Watering – This plant is a light drinker preferring near desertlike conditions between waterings and can go for 4+ weeks without watering provided it’s equipped with a sub-irrigation system. We still suggest, however, you check it weekly during the first 6-8 weeks after you get it until you’re comfortable with the watering frequency. Remember, thoroughly moisten the soil all the way around the base of the plant and then let it dry out before the next watering. See our watering guide for more information.
Light – Aglaonemas thrive in low and medium light, but the cultivars with less green pigment in the leaves usually requires a little more light to maintain distinctive color patterns. It can be sustained in regular room light conditions where it gets several hours of light from interior lighting sources; put it near a window, however, and you’re golden, or at least “green”. Like with other shade-grown foliage plants, its leaves will burn quickly if exposed to direct mid-day sunlight.
Nutrition – Aglaonemas likely will not need to be fed during the first 6 months after it has shipped. During this time, it will use the residual nutrients from nursery production. After 12 months, it can be fed quarterly with a complete fertilizer formulated for interior plants. If your Aglaonema is positioned on a porch in the south, it may need supplemental nutrition sooner than 12 months. Please refer to our nutrient guide for details.

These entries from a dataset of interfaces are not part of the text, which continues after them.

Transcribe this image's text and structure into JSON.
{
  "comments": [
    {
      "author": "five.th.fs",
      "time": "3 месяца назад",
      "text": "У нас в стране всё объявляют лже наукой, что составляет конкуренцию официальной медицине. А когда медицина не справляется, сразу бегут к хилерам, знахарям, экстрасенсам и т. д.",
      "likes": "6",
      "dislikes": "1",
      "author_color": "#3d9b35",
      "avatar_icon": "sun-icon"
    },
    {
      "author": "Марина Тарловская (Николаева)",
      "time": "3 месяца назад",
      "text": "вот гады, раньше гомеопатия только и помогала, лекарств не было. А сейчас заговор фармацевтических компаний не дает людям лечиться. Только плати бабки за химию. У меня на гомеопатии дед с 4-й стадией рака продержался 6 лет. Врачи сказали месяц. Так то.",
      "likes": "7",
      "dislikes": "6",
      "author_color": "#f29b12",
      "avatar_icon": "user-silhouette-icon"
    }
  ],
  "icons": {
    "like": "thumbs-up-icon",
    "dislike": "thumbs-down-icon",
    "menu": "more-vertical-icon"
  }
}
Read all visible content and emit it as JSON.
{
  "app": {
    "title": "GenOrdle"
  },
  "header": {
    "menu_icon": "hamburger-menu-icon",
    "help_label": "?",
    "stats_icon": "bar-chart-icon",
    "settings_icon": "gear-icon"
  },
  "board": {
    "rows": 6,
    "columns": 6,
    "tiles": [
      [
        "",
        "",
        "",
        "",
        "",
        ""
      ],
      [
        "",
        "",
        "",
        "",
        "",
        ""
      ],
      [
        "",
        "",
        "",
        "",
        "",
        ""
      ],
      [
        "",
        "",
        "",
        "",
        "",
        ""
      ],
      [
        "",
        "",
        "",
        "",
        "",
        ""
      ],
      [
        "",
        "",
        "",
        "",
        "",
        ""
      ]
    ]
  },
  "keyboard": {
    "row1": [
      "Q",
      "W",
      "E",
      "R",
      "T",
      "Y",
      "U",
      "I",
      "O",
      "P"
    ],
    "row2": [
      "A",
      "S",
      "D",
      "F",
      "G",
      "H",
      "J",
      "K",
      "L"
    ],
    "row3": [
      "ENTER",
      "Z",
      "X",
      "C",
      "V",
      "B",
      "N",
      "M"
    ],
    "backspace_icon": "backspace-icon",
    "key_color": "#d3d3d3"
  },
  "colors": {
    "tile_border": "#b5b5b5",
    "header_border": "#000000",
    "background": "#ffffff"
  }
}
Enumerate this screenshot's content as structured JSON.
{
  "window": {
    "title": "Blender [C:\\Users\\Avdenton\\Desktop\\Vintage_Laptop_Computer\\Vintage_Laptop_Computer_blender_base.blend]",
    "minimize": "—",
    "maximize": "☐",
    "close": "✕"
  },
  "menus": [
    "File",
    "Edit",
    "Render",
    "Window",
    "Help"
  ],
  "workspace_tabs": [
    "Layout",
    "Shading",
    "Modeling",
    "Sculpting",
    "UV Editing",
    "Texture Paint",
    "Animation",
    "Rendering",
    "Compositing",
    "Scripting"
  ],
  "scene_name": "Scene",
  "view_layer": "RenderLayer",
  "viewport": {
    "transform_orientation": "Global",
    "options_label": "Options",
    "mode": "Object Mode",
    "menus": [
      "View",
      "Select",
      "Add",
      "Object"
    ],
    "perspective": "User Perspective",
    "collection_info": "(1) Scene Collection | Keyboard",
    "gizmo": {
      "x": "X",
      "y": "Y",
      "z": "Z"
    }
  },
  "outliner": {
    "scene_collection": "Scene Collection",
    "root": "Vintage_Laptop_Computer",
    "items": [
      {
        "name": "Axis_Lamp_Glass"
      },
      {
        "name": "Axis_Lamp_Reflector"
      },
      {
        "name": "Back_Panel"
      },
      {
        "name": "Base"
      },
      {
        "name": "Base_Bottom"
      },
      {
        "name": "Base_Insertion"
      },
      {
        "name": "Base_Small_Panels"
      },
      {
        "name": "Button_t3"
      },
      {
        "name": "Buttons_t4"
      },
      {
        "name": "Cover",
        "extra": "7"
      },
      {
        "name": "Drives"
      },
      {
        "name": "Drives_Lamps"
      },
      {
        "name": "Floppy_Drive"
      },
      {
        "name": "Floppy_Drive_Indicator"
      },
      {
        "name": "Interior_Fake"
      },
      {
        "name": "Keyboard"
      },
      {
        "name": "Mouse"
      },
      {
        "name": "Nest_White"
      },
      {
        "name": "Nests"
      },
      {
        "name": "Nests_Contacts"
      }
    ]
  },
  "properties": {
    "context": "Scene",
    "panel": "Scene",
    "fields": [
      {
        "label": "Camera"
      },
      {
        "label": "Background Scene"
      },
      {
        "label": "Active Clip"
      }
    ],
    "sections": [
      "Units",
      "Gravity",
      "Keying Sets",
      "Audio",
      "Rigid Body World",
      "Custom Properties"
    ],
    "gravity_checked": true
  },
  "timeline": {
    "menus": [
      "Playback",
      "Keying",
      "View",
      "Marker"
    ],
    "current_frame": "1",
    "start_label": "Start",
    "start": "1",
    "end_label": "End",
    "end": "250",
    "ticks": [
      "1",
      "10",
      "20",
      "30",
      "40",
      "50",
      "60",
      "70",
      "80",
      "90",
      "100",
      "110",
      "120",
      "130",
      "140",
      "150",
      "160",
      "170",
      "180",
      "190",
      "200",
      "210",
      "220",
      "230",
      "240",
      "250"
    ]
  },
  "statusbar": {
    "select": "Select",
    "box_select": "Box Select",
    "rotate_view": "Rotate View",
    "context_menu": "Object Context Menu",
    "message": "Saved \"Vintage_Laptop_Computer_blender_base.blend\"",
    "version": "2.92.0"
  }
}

Cleaning – Like its big-leaf Philodendron cousins, its wide leaves are easy to clean which is good because they can become dusty. Simply wiping the leaves with a wet cloth with a little soap usually does the trick, stroking the leaf from the base (near the stem) to the tip.
Pruning – There’s really not much “pruning” to do on an Ag. Occasionally, a lower leaf will give out and it can simply be pruned off where the leaf meets the stem. This can be done with by-pass pruners or scissors. Like other members of the Araceae plant family, Aglaonemas will attempt to bloom and a spadix will emerge from the stem. Since we need to keep the plant focused on using its nutrients to keep its foliage looking good, an emerging spadix should be removed as soon as it’s visible.
Bugs – Hardly a worry here, the Aglaonema is not a big target for pests. Scale, mealy bugs, and mites sometimes jump on, but they’re easily controlled by wiping the infested area with a soapy solution. It can take several intermittent cleanings to rid the plant of the pests.
Note – Ags are sensitive to cold and should be kept in areas that do not go below 50 degrees F. We are particularly careful about shipping this plant during late fall, winter, and early spring.